If you want a good feel for this stuff, try downloading and going through this course, "NAND to Tetris": (Link is not the course, but a talk about it.)


The book is only $26, last I looked. The course software is all Open Source.

You'll see how digital logic is used to construct components like logic units and memory, which is then used to construct a computer, for which you create a computer language, which you then use to write an operating system, and finally, you program games on it.

This will then give you the wherewithal to really understand Godel-Escher-Bach:


If you want, you can read the book first, but then go through the course and read it again. The 1st time you read it, much of it will be lost on you, but the 2nd time, you'll have many Ah-HA! moments.
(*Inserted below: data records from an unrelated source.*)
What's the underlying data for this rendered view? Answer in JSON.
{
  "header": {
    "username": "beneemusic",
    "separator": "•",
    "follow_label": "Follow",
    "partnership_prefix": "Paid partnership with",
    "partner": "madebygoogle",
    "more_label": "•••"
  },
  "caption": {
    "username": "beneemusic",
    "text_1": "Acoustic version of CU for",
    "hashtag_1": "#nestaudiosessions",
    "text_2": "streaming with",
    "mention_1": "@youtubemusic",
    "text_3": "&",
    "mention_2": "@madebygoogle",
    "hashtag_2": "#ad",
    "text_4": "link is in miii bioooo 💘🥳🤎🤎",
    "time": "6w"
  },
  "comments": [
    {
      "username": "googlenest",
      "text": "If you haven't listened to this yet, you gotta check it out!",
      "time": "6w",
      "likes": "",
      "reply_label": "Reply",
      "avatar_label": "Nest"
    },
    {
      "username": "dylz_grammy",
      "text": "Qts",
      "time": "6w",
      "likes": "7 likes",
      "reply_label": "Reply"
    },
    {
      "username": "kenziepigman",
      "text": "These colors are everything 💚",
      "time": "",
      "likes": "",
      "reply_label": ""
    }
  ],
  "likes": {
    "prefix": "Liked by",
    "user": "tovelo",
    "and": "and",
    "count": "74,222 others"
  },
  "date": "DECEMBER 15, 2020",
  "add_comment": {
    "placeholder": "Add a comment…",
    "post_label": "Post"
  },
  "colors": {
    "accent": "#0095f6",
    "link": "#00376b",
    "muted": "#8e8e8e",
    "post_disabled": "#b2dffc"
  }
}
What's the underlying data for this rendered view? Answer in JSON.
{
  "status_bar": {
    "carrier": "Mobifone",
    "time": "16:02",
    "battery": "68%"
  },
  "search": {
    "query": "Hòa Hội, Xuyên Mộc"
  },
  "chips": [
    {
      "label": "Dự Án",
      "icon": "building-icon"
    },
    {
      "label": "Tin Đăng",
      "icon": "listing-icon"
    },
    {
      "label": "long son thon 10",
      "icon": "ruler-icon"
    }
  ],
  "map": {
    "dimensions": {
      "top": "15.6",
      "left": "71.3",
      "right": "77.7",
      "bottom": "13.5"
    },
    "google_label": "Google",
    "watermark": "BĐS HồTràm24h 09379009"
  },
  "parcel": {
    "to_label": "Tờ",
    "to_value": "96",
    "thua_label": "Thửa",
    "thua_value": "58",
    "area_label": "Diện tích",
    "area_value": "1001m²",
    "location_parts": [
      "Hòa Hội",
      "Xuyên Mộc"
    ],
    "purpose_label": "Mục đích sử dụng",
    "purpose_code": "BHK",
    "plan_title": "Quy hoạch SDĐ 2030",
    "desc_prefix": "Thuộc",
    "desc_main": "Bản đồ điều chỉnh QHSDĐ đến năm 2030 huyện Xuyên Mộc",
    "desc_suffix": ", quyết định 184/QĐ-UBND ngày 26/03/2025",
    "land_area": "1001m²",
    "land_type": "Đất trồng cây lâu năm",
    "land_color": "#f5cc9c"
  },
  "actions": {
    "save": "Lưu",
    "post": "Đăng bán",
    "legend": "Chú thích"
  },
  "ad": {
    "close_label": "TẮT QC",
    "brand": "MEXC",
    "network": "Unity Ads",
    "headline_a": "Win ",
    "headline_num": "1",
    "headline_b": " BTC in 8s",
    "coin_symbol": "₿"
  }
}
One key is Automata Theory. Understand that, and you can understand what you are trying to ask about.

by pook   2017-08-19
MIT's OpenCourseWare is an excellent way for him to study CS on his own while in high school.
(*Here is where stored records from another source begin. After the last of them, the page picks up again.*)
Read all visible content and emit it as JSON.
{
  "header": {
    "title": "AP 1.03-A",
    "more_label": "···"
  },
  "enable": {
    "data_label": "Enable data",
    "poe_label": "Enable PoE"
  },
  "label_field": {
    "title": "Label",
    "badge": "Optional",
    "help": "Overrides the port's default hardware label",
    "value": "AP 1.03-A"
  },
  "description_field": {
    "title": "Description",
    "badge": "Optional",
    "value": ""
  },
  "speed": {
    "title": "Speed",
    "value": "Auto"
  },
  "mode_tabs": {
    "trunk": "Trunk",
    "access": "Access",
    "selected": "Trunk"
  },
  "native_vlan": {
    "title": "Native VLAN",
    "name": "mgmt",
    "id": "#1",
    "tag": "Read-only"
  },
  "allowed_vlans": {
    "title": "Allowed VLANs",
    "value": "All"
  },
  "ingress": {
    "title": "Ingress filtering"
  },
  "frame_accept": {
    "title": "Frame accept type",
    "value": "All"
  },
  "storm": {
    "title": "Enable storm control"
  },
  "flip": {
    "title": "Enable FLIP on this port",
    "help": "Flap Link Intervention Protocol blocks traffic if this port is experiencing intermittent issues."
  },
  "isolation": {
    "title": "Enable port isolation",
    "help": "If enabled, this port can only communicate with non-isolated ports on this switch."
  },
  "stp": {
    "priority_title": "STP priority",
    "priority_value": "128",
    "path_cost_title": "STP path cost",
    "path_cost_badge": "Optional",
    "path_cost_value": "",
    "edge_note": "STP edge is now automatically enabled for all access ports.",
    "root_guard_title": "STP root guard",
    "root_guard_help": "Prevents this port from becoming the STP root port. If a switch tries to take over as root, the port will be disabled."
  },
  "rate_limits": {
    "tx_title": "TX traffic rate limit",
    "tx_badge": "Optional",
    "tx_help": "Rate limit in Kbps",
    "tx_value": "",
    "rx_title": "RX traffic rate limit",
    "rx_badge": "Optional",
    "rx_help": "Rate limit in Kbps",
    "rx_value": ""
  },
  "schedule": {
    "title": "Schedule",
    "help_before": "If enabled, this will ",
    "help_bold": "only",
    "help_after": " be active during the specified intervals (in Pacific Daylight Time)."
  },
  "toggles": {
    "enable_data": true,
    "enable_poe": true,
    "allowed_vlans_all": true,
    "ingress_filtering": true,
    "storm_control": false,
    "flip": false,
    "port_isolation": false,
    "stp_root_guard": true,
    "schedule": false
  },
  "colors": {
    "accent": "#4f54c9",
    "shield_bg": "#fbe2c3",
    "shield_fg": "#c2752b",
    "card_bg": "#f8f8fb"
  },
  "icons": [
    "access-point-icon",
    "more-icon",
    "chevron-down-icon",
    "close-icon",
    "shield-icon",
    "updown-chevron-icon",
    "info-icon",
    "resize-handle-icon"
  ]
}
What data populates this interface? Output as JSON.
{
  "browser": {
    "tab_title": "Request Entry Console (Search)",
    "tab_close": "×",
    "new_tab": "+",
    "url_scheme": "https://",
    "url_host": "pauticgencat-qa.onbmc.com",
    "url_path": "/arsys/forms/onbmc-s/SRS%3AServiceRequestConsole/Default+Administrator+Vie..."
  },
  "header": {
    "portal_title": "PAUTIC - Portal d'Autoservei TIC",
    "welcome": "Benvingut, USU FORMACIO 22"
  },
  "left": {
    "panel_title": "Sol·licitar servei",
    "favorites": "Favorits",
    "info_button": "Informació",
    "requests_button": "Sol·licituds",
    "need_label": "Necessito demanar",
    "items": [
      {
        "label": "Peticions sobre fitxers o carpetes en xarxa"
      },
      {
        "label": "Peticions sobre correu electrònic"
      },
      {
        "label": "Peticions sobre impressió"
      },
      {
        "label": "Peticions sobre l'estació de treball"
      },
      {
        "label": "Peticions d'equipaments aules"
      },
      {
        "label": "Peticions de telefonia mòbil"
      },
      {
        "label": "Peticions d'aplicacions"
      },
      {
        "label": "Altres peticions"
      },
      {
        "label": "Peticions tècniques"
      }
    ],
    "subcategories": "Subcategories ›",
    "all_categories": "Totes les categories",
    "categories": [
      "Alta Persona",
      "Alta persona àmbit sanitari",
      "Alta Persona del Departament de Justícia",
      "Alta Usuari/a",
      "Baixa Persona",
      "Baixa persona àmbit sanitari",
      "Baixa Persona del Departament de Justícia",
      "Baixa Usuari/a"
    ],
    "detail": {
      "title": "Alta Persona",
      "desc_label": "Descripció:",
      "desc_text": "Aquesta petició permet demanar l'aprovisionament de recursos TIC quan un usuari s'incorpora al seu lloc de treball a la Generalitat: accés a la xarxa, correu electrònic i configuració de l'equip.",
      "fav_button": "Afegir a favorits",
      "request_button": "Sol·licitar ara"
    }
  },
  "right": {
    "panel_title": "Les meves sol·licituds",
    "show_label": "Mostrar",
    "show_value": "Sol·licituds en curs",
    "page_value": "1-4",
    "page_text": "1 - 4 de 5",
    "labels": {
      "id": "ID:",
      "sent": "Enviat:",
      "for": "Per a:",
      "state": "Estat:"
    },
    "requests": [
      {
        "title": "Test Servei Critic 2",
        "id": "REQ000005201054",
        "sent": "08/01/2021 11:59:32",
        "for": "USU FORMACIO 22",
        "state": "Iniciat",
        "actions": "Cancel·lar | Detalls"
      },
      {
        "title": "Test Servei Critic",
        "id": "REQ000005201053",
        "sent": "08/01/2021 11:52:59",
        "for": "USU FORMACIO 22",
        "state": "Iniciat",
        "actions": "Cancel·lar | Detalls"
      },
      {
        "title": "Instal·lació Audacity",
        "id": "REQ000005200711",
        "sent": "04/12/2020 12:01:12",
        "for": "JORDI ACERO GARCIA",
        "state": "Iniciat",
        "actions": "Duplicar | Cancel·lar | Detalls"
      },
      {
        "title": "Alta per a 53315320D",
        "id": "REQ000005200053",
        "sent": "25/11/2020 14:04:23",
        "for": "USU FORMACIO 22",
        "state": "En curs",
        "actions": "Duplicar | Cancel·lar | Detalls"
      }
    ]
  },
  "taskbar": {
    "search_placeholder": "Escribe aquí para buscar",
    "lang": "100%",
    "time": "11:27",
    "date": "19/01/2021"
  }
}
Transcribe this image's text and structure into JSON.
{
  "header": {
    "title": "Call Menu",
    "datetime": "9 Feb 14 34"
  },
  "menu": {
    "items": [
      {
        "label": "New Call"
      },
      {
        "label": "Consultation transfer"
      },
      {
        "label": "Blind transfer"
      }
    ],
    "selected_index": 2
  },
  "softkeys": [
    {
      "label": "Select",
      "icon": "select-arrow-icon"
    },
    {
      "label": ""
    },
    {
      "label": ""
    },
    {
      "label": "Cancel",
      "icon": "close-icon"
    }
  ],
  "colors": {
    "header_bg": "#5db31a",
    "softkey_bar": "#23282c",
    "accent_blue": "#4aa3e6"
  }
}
I would recommend, at 14, getting him utterly hooked on the mindset of CS and related subjects. Godel, Escher, Bach, etc. If you can get him fascinated with the field, he'll find all the information he needs on his own better than any list of required reading you'll get.



by p1-o2   2017-08-19

Repeated exposure to formal systems will yield a greater ease with which you engage those systems. Force yourself to read and evaluate theory more often. Read books such as Godel Escher Bach if you need practice.

It worked for me, but it wasn't easy by any means.

by sz23   2017-08-19

Gödel, Escher, Bach: An Eternal Golden Braid - Strongly recommended by a teacher of mine at uni.

by kyp44   2017-08-19

Because in any formal system with sufficient power (like modern mathematics) Gödel showed that it is possible to construct a statement that is true but cannot be proven. IIRC the statement boils down to "This statement is not a theorem". If it is a theorem (meaning it can be proven within the system) then it is true and so leads to a contradiction because it asserts that it is NOT a theorem. Assuming it is not a theorem does not lead to such a contradiction but then means that the statement is in fact true. So since one possibility leads to a contradiction while the other doesn't it must be that this statement is true but not a theorem (and therefore unprovable). If you are interested in this at a pretty informal level check out the fun and interesting book Gödel, Escher, Bach .